Posted in Health, Uncategorized | Tagged , , , , , , , | Leave a comment

Hollywood subsidies by Qld Gov’t kept hidden – Qld Right-To-Info process a huge joke

I’ve long argued that the current approach to assisting the film industry, focused on luring international film productions, is wasteful, doesn’t achieve any important public policy goals, and is politically motivated, so drab politicians can benefit from some Hollywood glamour. I’ve also noted that Australian industry insiders, including legendary playwright David Williamson, have questioned the value for money of such assistance. Today via the Courier-Mail I was pleased to learn a Gold Coast industry participant Chris Boyd from Glass Media Group is also sceptical of the way our governments assist the film industry. Mr Boyd made a Right-to-Information (RTI) request regarding the amount of Screen Queensland’s assistance to Disney for Pirates of the Caribbean 5, a request which was ultimately rejected. Unsurprisingly, this rejection was celebrated by the bureaucrats concerned:

Government staffers celebrated secrecy ruling, emails reveal

Mr Boyd has made some great observations, as reported by the Courier-Mail’s Kelmeny Fraser:

“At the time of the RTI application and ever since, I’ve thought that these incentives required much further examination and scrutiny, which we still aren’t seeing,” Boyd says.

“We are being told of the benefits of these projects without being told of the true cost, so the public, the industry and Government bodies such as the Queensland Competition Authority are unable to make accurate assessments.

“Large taxpayer funded investments on behalf of the industry, particularly when gifted to massive US corporations to make movies, should be subject to the highest levels of accountability.”

Absolutely. Unfortunately, Queensland’s RTI process is a huge joke. Years ago, it was alleged there was a trolley on which potentially embarrassing official documents were piled before a Cabinet meeting, and the trolley was wheeled into the Cabinet room to ensure the documents could all be considered Cabinet-in-Confidence, and hence exempt from RTI, even though they may not even have been discussed in the Cabinet meeting. The story may be apocryphal, but it’s close enough to the truth to be believable. This is not just a Queensland Government problem, of course. Governments around the world prefer to keep embarrassing information hidden. The public needs to continue to push for transparency.

For some of my previous commentary on the film industry, see:
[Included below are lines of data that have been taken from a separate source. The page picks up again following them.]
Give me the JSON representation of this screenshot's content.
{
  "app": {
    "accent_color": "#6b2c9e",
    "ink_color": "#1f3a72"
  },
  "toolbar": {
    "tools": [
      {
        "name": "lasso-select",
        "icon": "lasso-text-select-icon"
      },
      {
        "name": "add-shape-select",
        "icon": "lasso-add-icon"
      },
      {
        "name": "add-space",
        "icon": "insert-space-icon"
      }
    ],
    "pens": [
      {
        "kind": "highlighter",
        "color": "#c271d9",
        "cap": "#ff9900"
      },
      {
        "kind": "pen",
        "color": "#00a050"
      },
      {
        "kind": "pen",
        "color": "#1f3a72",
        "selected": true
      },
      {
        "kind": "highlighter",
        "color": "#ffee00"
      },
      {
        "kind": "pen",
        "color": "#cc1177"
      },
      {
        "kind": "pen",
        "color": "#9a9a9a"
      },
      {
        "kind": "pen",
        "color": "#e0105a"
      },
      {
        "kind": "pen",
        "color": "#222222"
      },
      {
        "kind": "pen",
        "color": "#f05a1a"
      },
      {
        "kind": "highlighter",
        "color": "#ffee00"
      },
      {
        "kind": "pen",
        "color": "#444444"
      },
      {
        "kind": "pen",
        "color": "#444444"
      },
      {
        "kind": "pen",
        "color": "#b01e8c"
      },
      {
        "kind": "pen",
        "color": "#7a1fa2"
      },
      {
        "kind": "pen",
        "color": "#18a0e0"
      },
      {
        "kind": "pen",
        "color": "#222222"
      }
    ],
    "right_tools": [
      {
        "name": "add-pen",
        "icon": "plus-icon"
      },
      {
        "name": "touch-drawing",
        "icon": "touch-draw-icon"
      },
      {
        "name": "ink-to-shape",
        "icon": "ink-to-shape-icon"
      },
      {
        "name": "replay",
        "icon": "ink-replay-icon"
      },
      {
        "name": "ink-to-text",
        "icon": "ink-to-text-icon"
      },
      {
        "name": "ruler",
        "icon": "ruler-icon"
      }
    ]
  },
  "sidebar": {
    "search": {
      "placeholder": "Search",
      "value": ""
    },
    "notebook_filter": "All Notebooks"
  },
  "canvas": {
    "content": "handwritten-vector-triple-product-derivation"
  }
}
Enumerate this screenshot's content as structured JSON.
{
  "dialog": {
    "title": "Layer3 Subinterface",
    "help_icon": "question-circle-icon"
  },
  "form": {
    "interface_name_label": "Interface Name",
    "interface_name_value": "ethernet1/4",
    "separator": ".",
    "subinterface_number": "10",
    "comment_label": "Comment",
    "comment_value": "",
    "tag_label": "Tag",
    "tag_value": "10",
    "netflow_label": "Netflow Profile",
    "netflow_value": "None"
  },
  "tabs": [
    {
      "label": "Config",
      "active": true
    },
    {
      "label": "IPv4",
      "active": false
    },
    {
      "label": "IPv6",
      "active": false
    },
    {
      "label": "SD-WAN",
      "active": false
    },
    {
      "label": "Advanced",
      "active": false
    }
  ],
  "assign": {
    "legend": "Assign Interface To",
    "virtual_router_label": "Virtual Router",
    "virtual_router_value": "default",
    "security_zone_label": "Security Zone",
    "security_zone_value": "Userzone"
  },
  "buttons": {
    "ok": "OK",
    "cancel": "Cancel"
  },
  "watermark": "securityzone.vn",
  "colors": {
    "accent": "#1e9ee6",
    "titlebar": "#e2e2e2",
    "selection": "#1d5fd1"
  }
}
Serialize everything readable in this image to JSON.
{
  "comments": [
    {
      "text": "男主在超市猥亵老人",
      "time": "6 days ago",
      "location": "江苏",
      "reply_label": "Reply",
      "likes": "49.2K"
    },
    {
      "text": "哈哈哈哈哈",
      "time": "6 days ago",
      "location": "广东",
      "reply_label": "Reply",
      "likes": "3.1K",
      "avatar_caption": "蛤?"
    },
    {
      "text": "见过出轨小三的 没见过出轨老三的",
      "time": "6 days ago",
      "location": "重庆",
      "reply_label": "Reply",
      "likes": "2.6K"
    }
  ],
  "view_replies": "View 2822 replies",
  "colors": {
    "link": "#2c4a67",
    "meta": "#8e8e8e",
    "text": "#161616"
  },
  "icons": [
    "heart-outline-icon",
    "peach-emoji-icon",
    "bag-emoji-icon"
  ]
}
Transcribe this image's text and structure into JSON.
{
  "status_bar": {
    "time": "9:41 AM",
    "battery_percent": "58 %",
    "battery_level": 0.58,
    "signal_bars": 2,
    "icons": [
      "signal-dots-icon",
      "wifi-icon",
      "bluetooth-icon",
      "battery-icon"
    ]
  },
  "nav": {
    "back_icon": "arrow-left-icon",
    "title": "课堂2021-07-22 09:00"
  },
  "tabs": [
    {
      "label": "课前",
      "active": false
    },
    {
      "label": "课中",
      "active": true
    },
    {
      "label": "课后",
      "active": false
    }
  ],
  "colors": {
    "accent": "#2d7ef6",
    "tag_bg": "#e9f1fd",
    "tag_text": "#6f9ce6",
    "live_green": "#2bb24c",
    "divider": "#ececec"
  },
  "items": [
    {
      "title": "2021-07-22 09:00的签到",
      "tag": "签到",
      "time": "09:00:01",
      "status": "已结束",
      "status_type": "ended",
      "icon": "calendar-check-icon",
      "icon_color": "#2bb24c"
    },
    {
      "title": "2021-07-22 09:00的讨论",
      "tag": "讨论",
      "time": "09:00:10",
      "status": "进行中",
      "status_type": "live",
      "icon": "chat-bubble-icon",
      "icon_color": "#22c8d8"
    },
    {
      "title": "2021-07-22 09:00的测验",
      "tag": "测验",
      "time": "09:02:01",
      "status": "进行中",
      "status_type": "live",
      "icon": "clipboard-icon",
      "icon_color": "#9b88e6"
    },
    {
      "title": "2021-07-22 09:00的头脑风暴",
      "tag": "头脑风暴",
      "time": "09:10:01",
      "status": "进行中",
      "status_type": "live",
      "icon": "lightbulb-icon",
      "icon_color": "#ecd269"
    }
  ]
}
Hollywood grabbing excessive film industry support

CIS Policy article on the case against film industry subsidies

Ragnarok in Brissywood

Don’t we have better things to spend $22 million on than Pirates of the Caribbean 5?

QCA review suggests major budget savings available from slashing wasteful industry assistance

NSW Govt risks annoying US conservatives by subsidising Redford-Blanchett film – my comments on Breitbart

Posted in Gold Coast, Industry policy, Queensland Government, Uncategorized | Tagged , , , , , | Leave a comment

ABC radio interview on COVID-19 Fiscal and Economic Review

Yesterday afternoon I had a great conversation with Steve Austin on his 612 ABC Brisbane Drive program regarding the state government’s budget update it published on Monday. We discussed the issues I covered in my post Woefully inadequate budget update, including the futility of the gimmicky Queensland Future Fund. You can listen to the audio below.

Also, I was mentioned yesterday by John McCarthy in a great article he wrote for the In Queensland news website:

Another state bank? Business fears about Labor’s recovery plan

Chatting with Steve Austin on his radio show back in 2015, on the first day of Parliament for the Palaszczuk Government. Steve and I are sitting in the chamber of the abolished Legislative Council (i.e. upper house) of the Queensland Parliament.

Posted in Budget | Tagged , , , , , , , | 2 Comments